To create a proper science experiment, classrooms need tools like beakers, magnets and microscopes. This week, 15 city schools were awarded “Dow Innovation Grants” that will enable them to bring those science experiments to life.
Provided by the Dow Chemical Company, the mini-grants are awarded to fund hands-on interactive experiments in robotics, physics, engineering and other areas. The estimated $1,000 each school received will go toward scientific tools and materials.
The four schools in Northwest Philadelphia which received them are John L. Kinsey Elementary, Hope Charter High School, Germantown High School and Walter Biddle Saul High School.
Making science “real”
The first check was presented on Wednesday to science teacher Mary Cullen at Kinsey Elementary in West Oak Lane.
The $850.50 grant matched the precise amount she calculated for an experiment which tests the effects of ultraviolet rays. Cullen said her experiment will examine sunscreen, sunglasses and fabrics that claim to protect from UV rays.
“There’s no money to supplement the basic curriculum,” said Cullen, who applied for the grant through the Philadelphia Math and Science Coalition of the Philadelphia Education Fund. “The grant is an opportunity to make science real. We’ll be able to perform a hands-on experiment about light. We’ll be asking what is UV light and is it harmful?”
At the event, two experiments were performed by Dow scientists. Students learned how to create a bubbling volcano by using baking soda, vinegar and liquid hand soap. They also tested and measured a baseball bat to learn the science behind a home run.
“We show them how science is used every day,” said Dr. Alfred Schultz, scientist at Dow. “These kids can be future scientists.”
The scientists talked to the class about careers in the science field.
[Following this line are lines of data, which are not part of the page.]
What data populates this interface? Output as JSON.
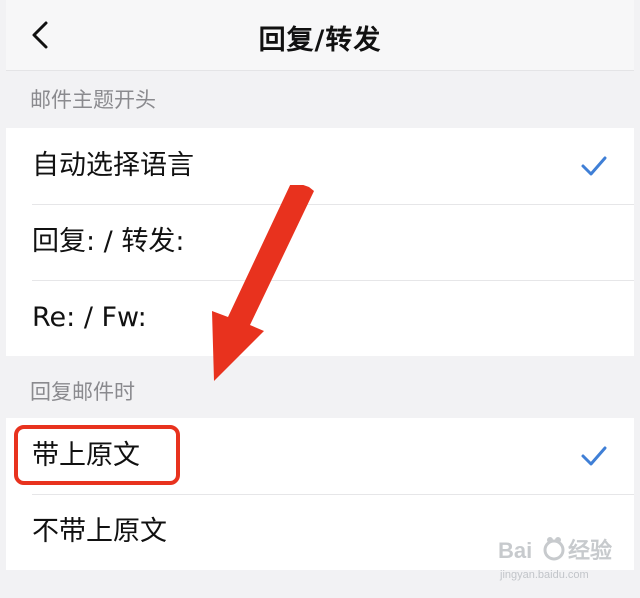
{
  "nav": {
    "title": "回复/转发",
    "back_icon": "chevron-left-icon"
  },
  "sections": [
    {
      "header": "邮件主题开头",
      "items": [
        {
          "label": "自动选择语言",
          "checked": true
        },
        {
          "label": "回复: / 转发:",
          "checked": false
        },
        {
          "label": "Re: /  Fw:",
          "checked": false
        }
      ]
    },
    {
      "header": "回复邮件时",
      "items": [
        {
          "label": "带上原文",
          "checked": true
        },
        {
          "label": "不带上原文",
          "checked": false
        }
      ]
    }
  ],
  "annotation": {
    "arrow_color": "#e8321e",
    "highlight_color": "#e8321e"
  },
  "watermark": {
    "brand": "Bai",
    "suffix": "经验",
    "url": "jingyan.baidu.com"
  },
  "colors": {
    "check": "#3f7fd6",
    "background": "#f2f2f4"
  }
}
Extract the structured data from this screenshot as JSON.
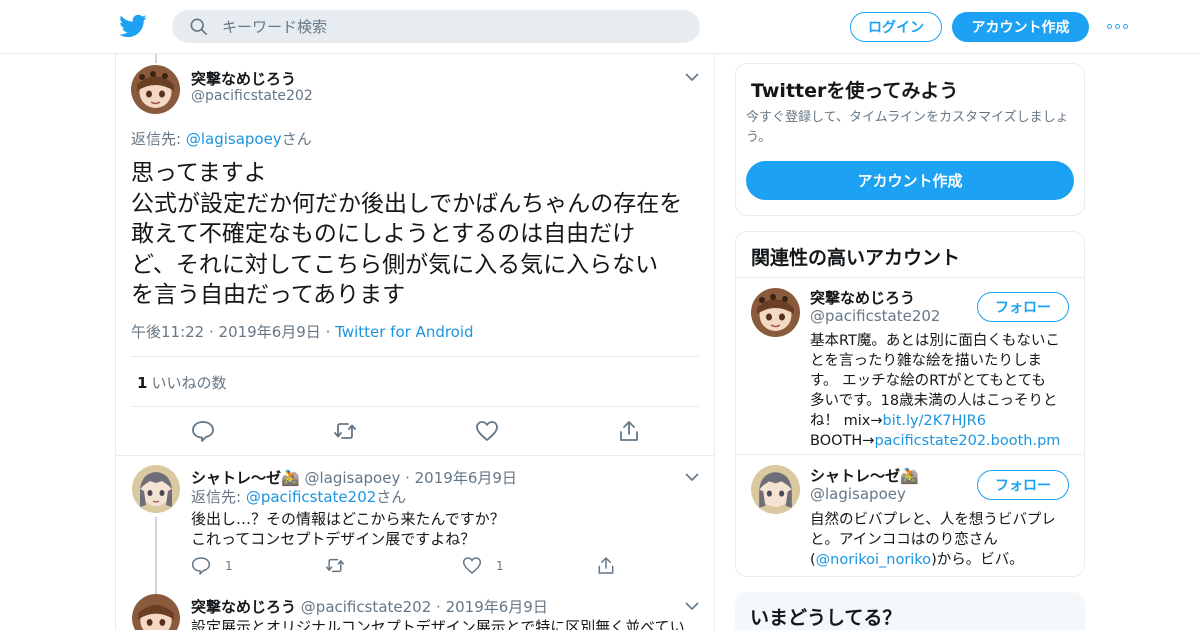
{
  "nav": {
    "search_placeholder": "キーワード検索",
    "login_label": "ログイン",
    "signup_label": "アカウント作成"
  },
  "focus_tweet": {
    "name": "突撃なめじろう",
    "handle": "@pacificstate202",
    "reply_prefix": "返信先: ",
    "reply_handle": "@lagisapoey",
    "reply_suffix": "さん",
    "text_lines": [
      "思ってますよ",
      "公式が設定だか何だか後出しでかばんちゃんの存在を",
      "敢えて不確定なものにしようとするのは自由だけ",
      "ど、それに対してこちら側が気に入る気に入らない",
      "を言う自由だってあります"
    ],
    "time": "午後11:22",
    "date": "2019年6月9日",
    "source": "Twitter for Android",
    "like_count": "1",
    "like_label": "いいねの数"
  },
  "replies": [
    {
      "name": "シャトレ〜ゼ🚵",
      "handle": "@lagisapoey",
      "date": "2019年6月9日",
      "reply_prefix": "返信先: ",
      "reply_handle": "@pacificstate202",
      "reply_suffix": "さん",
      "lines": [
        "後出し…？その情報はどこから来たんですか？",
        "これってコンセプトデザイン展ですよね？"
      ],
      "reply_count": "1",
      "like_count": "1"
    },
    {
      "name": "突撃なめじろう",
      "handle": "@pacificstate202",
      "date": "2019年6月9日",
      "lines": [
        "設定展示とオリジナルコンセプトデザイン展示とで特に区別無く並べてい"
      ]
    }
  ],
  "sidebar": {
    "signup_card": {
      "title": "Twitterを使ってみよう",
      "subtitle_lines": [
        "今すぐ登録して、タイムラインをカスタマイズしましょ",
        "う。"
      ],
      "button_label": "アカウント作成"
    },
    "related": {
      "title": "関連性の高いアカウント",
      "follow_label": "フォロー",
      "accounts": [
        {
          "name": "突撃なめじろう",
          "handle": "@pacificstate202",
          "bio_lines": [
            "基本RT魔。あとは別に面白くもないこ",
            "とを言ったり雑な絵を描いたりしま",
            "す。 エッチな絵のRTがとてもとても",
            "多いです。18歳未満の人はこっそりと"
          ],
          "bio_mix_prefix": "ね！ mix→",
          "bio_mix_link": "bit.ly/2K7HJR6",
          "bio_booth_prefix": "BOOTH→",
          "bio_booth_link": "pacificstate202.booth.pm"
        },
        {
          "name": "シャトレ〜ゼ🚵",
          "handle": "@lagisapoey",
          "bio_lines": [
            "自然のビバプレと、人を想うビバプレ",
            "と。アインココはのり恋さん"
          ],
          "bio_paren_open": "(",
          "bio_link": "@norikoi_noriko",
          "bio_tail": ")から。ビバ。"
        }
      ]
    },
    "trends": {
      "title": "いまどうしてる？"
    }
  },
  "colors": {
    "accent": "#1da1f2",
    "link": "#1b95e0",
    "text": "#14171a",
    "secondary": "#657786",
    "border": "#e6ecf0"
  },
  "icons": [
    "twitter-bird-icon",
    "search-icon",
    "more-icon",
    "chevron-down-icon",
    "reply-icon",
    "retweet-icon",
    "like-icon",
    "share-icon"
  ]
}
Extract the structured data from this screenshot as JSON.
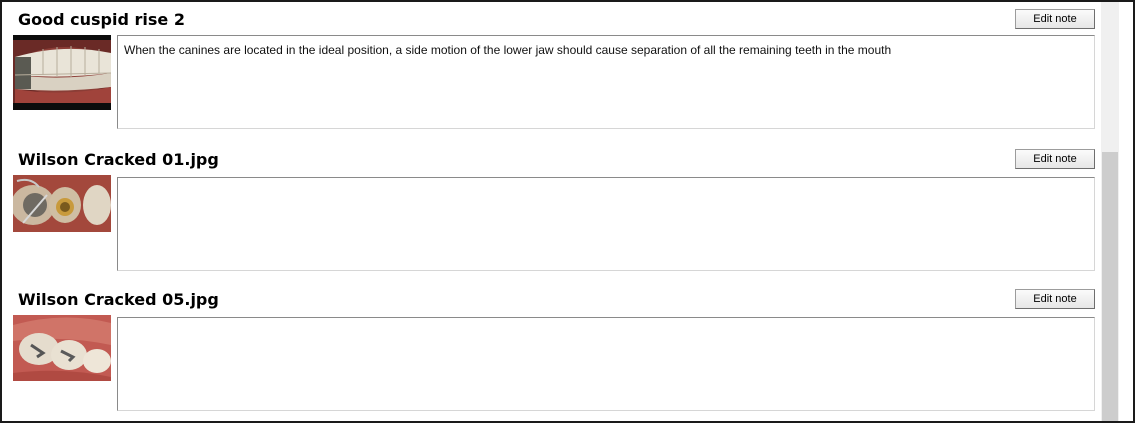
{
  "entries": [
    {
      "title": "Good cuspid rise 2",
      "edit_label": "Edit note",
      "note": "When the canines are located in the ideal position, a side motion of the lower jaw should cause separation of all the remaining teeth in the mouth",
      "thumbnail": "teeth-smile-photo"
    },
    {
      "title": "Wilson Cracked 01.jpg",
      "edit_label": "Edit note",
      "note": "",
      "thumbnail": "cracked-molar-photo"
    },
    {
      "title": "Wilson Cracked 05.jpg",
      "edit_label": "Edit note",
      "note": "",
      "thumbnail": "amalgam-fillings-photo"
    }
  ]
}
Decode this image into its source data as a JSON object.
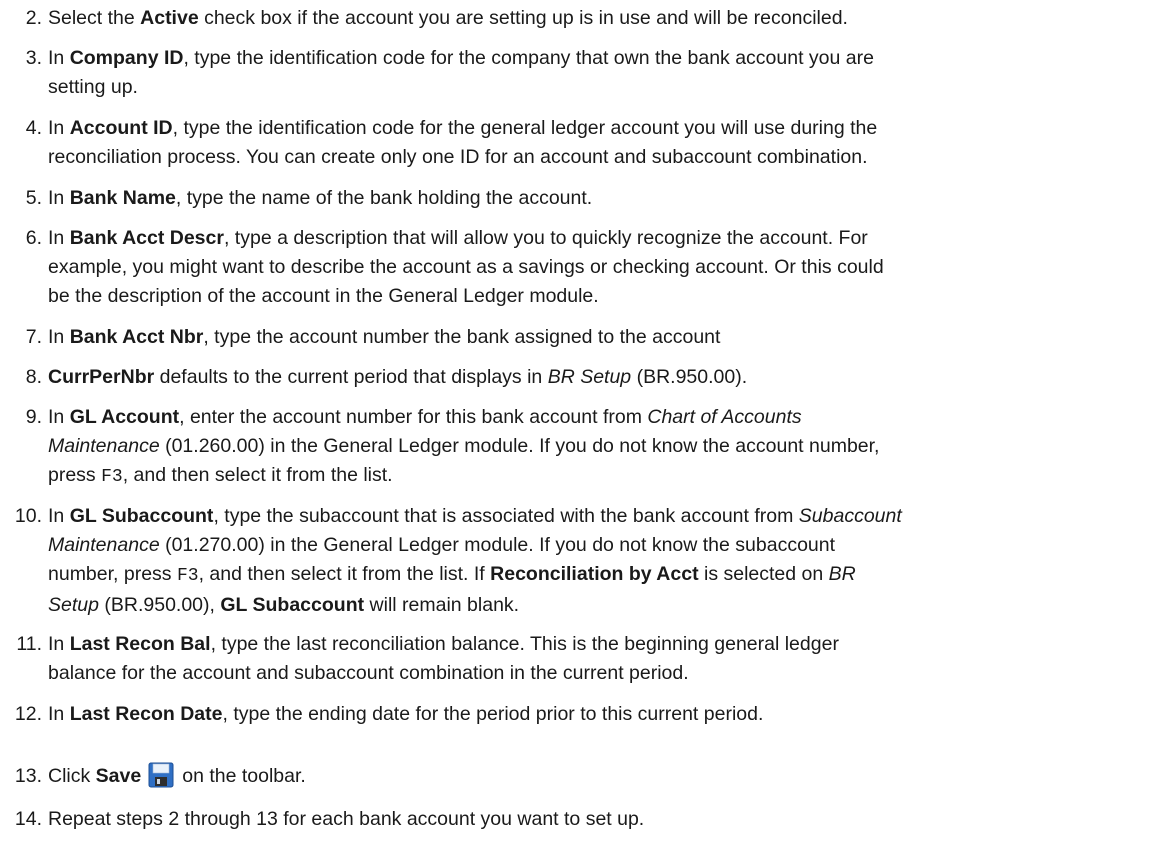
{
  "steps": [
    {
      "num": "2.",
      "parts": [
        "Select the ",
        "Active",
        " check box if the account you are setting up is in use and will be reconciled."
      ]
    },
    {
      "num": "3.",
      "parts": [
        "In ",
        "Company ID",
        ", type the identification code for the company that own the bank account you are",
        "setting up."
      ]
    },
    {
      "num": "4.",
      "parts": [
        "In ",
        "Account ID",
        ", type the identification code for the general ledger account you will use during the",
        "reconciliation process. You can create only one ID for an account and subaccount combination."
      ]
    },
    {
      "num": "5.",
      "parts": [
        "In ",
        "Bank Name",
        ", type the name of the bank holding the account."
      ]
    },
    {
      "num": "6.",
      "parts": [
        "In ",
        "Bank Acct Descr",
        ", type a description that will allow you to quickly recognize the account. For",
        "example, you might want to describe the account as a savings or checking account. Or this could",
        "be the description of the account in the General Ledger module."
      ]
    },
    {
      "num": "7.",
      "parts": [
        "In ",
        "Bank Acct Nbr",
        ", type the account number the bank assigned to the account"
      ]
    },
    {
      "num": "8.",
      "parts": [
        "CurrPerNbr",
        " defaults to the current period that displays in ",
        "BR Setup",
        " (BR.950.00)."
      ]
    },
    {
      "num": "9.",
      "parts": [
        "In ",
        "GL Account",
        ", enter the account number for this bank account from ",
        "Chart of Accounts",
        "Maintenance",
        " (01.260.00) in the General Ledger module. If you do not know the account number,",
        "press ",
        "F3",
        ", and then select it from the list."
      ]
    },
    {
      "num": "10.",
      "parts": [
        "In ",
        "GL Subaccount",
        ", type the subaccount that is associated with the bank account from ",
        "Subaccount",
        "Maintenance",
        " (01.270.00) in the General Ledger module. If you do not know the subaccount",
        "number, press ",
        "F3",
        ", and then select it from the list. If ",
        "Reconciliation by Acct",
        " is selected on ",
        "BR",
        "Setup",
        " (BR.950.00), ",
        "GL Subaccount",
        " will remain blank."
      ]
    },
    {
      "num": "11.",
      "parts": [
        "In ",
        "Last Recon Bal",
        ", type the last reconciliation balance. This is the beginning general ledger",
        "balance for the account and subaccount combination in the current period."
      ]
    },
    {
      "num": "12.",
      "parts": [
        "In ",
        "Last Recon Date",
        ", type the ending date for the period prior to this current period."
      ]
    },
    {
      "num": "13.",
      "parts": [
        "Click ",
        "Save",
        "on the toolbar."
      ]
    },
    {
      "num": "14.",
      "parts": [
        "Repeat steps 2 through 13 for each bank account you want to set up."
      ]
    }
  ],
  "icons": {
    "save": "save-floppy-icon"
  }
}
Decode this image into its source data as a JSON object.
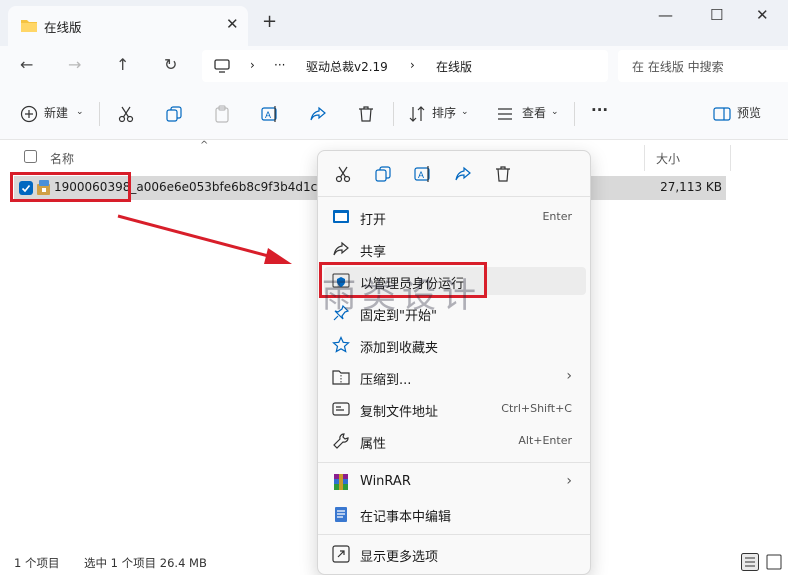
{
  "window": {
    "tab_title": "在线版",
    "close_tab": "✕",
    "new_tab": "+",
    "minimize": "—",
    "maximize": "☐",
    "close": "✕"
  },
  "address": {
    "more": "···",
    "separator": "›",
    "crumbs": [
      "驱动总裁v2.19",
      "在线版"
    ],
    "search_placeholder": "在 在线版 中搜索"
  },
  "toolbar": {
    "new_label": "新建",
    "sort_label": "排序",
    "view_label": "查看",
    "more_label": "···",
    "preview_label": "预览"
  },
  "columns": {
    "name": "名称",
    "size": "大小"
  },
  "files": [
    {
      "name_highlight": "1900060398",
      "name_rest": "_a006e6e053bfe6b8c9f3b4d1c6c1",
      "size": "27,113 KB"
    }
  ],
  "status": {
    "count": "1 个项目",
    "selected": "选中 1 个项目  26.4 MB"
  },
  "context_menu": {
    "items": [
      {
        "label": "打开",
        "shortcut": "Enter"
      },
      {
        "label": "共享",
        "shortcut": ""
      },
      {
        "label": "以管理员身份运行",
        "shortcut": ""
      },
      {
        "label": "固定到\"开始\"",
        "shortcut": ""
      },
      {
        "label": "添加到收藏夹",
        "shortcut": ""
      },
      {
        "label": "压缩到...",
        "shortcut": "›"
      },
      {
        "label": "复制文件地址",
        "shortcut": "Ctrl+Shift+C"
      },
      {
        "label": "属性",
        "shortcut": "Alt+Enter"
      },
      {
        "label": "WinRAR",
        "shortcut": "›"
      },
      {
        "label": "在记事本中编辑",
        "shortcut": ""
      },
      {
        "label": "显示更多选项",
        "shortcut": ""
      }
    ]
  },
  "watermark": "雨类设计",
  "colors": {
    "accent": "#0067c0",
    "highlight_box": "#d81e2a",
    "arrow": "#d81e2a"
  }
}
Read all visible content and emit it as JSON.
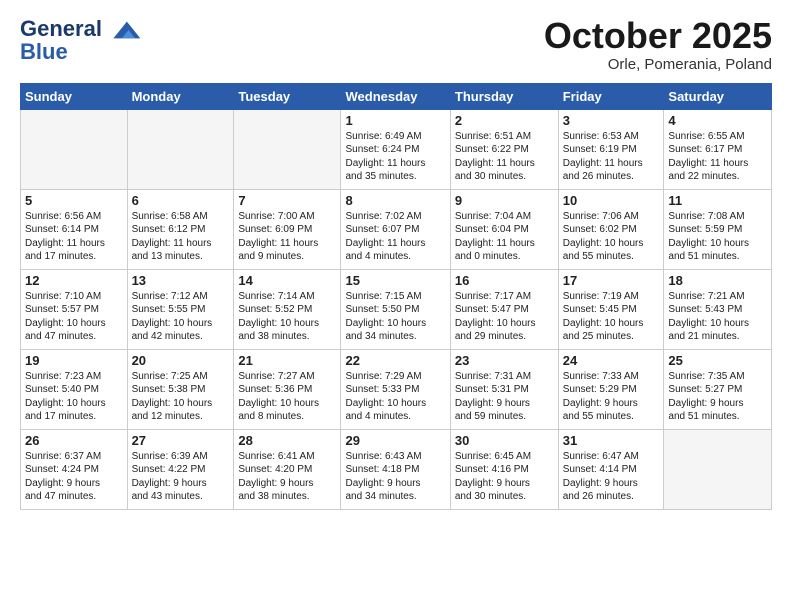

Students were encouraged by Carl J. Coker, remediation leader for Dow, to consider fields in engineering and to attend science fairs.
“Don’t be afraid to ask questions,” said Coker.
Grant-winning schools will participate in science experiments such as robot construction, examining living ecosystems, classifying organisms and creating compost systems.
“Science is about being creative and inventing something,” said Dr. Melissa Merlau Johnson, scientist at Dow. “You can influence what happens in day-to-day life.”